Educators from across the state are uniting to speak out against the controversial STAAR that they say could cost many kids a chance at college.
Four North Texas area superintendents met in Justin, Texas, at Northwest ISD offices Wednesday to speak out against the standardized tests, what they call "high-stakes testing" in public schools.
The State of Texas Assessments of Academic Readiness was first introduced to Texas schools in 2012 and the testing regime features 15 core-subject exams. The standardized tests are the latest step in a nearly 20-year push to improve student scores and college preparedness.

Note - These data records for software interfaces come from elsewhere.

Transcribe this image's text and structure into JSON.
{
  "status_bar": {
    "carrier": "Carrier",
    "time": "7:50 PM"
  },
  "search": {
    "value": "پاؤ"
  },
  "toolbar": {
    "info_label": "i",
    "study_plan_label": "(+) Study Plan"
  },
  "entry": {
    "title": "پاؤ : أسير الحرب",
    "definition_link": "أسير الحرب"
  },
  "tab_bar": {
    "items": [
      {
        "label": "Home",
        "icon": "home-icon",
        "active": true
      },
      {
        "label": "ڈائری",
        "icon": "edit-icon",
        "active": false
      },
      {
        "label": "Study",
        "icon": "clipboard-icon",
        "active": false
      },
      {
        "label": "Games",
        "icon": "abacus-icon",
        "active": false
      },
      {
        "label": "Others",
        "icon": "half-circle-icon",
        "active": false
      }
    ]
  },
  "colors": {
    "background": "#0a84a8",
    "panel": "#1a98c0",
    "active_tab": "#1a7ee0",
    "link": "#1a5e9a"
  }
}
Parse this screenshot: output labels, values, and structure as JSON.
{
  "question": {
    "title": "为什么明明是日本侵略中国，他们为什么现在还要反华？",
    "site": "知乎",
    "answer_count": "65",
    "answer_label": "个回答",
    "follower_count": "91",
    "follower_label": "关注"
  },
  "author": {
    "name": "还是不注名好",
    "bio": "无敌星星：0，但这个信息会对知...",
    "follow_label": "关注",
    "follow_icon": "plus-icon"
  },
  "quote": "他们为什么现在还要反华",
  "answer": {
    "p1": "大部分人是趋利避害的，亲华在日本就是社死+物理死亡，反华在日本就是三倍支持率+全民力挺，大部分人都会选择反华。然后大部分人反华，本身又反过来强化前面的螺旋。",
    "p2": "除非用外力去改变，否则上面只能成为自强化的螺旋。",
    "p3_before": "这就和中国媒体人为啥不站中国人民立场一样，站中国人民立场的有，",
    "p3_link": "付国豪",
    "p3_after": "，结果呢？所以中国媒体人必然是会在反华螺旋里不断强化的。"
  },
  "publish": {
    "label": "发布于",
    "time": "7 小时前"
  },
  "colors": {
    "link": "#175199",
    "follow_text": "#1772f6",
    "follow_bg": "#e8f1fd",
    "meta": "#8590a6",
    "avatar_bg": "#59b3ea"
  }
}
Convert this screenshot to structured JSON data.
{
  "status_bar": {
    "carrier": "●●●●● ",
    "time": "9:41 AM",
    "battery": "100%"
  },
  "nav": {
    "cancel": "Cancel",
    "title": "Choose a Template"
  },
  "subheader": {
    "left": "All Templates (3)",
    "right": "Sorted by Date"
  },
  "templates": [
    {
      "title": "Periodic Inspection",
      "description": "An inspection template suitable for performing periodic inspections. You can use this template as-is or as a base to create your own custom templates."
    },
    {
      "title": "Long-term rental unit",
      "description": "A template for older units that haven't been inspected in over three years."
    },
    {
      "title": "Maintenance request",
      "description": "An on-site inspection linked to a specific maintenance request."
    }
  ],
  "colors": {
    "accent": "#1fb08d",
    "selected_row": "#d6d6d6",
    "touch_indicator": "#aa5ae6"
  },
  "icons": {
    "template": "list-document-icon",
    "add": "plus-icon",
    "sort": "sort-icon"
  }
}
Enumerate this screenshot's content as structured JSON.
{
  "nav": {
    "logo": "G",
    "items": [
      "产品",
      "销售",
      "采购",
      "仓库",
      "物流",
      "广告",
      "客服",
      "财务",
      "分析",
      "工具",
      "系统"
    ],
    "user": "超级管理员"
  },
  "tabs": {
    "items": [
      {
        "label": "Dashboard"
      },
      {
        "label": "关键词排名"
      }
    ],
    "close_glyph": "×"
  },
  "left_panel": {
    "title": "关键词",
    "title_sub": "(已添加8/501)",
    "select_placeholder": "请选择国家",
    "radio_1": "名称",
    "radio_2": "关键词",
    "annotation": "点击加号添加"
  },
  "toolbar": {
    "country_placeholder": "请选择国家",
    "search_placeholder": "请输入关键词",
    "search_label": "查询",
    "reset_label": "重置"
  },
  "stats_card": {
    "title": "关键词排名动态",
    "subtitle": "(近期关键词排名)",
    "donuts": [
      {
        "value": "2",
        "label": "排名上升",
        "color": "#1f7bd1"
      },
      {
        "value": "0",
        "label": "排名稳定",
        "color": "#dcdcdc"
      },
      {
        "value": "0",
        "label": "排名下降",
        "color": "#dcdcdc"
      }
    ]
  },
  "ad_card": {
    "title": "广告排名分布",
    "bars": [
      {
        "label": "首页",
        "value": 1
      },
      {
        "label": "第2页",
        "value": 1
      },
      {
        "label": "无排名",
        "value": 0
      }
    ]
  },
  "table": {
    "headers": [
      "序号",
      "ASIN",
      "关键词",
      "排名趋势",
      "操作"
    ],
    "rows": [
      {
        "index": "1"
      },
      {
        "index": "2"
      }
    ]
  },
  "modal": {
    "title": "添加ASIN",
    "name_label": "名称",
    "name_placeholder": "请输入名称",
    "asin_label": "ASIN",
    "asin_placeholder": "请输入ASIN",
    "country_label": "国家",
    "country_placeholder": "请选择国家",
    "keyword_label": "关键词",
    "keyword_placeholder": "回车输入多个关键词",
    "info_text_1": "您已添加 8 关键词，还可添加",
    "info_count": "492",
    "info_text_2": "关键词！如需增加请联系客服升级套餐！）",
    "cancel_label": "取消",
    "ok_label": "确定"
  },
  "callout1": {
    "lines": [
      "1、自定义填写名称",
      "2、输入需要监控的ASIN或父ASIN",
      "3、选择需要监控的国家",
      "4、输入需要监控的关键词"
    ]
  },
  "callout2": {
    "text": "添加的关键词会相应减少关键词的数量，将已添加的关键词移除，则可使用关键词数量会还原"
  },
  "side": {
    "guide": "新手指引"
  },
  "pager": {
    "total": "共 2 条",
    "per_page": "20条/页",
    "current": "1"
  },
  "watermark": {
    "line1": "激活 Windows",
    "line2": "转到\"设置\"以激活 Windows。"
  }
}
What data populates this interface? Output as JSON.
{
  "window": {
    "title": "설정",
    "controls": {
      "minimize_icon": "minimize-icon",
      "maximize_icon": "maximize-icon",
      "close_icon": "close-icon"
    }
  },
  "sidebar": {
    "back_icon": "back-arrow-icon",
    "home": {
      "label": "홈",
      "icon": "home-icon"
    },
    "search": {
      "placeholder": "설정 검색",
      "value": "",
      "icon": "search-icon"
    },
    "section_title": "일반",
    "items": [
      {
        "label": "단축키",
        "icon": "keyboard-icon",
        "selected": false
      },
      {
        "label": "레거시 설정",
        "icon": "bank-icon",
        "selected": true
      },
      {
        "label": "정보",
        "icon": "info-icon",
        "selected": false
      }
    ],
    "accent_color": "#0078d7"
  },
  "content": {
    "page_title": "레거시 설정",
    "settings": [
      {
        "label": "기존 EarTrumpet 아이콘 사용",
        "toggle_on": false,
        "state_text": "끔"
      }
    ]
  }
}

Northwest ISD Superintendent Karen Rue explained that the state’s standardized tests have evolved from very simple “one-step to solution questions” to the STAAR, which will often require students complete a five-step process for math questions.
Keller ISD Superintendent Randy Reid gave the example that students would need to use a graph, reason its use in the question, solving the problem, then interpret the results, etc.
“It’s almost unanimous, if not unanimous across the state, that superintendents will tell you we need to see a transition from this,” said Reid.
The superintendents say the challenge and accountability created by this is great for students and the gradual increase in difficulty has yielded results, but they say it’s gone too far with STAAR.
“A good idea went too far,” said Rue.
Birdville ISD Superintendent Darrell Brown told the group that the scores of the 15 tests taken throughout a student’s academic career are accumulated and in the end must reach one of three total levels: minimum, recommended, or distinguished.
The minimum level was described by the superintendents though as “failing better” because attaining poor scores will often make a student’s cumulative score rank below the requirement to graduate; thus ineligible to attend a four-year university in the state. Failing one test or underscoring on one test can easily cause a student to fall within that range as well.
The North Texas superintendents say the time that goes into the tests and the importance placed on them are core problems.
Rue said the STAAR system could essentially ruin a student’s chance at college, scholarships and a strong start at their future all because of one bad test.
“It turns the purpose of education into testing, and that’s not education,” Rue said. "We all believe that there's an appropriate way to use this type of assessment and this type of measurement, but we just believe we've gone beyond that and now it's the tail wagging the dog.”
For now educators across the state urge the Legislature to find a better method. The group says there are bills in both chambers that would provide strong alternatives. They add that if an alternative isn’t found soon they believe the backlash of this “over-testing” will start to show in students across the state.
“We usually find the best way to get over the hump,” said Reid. “But we won’t be able to find a way fast enough with this one.”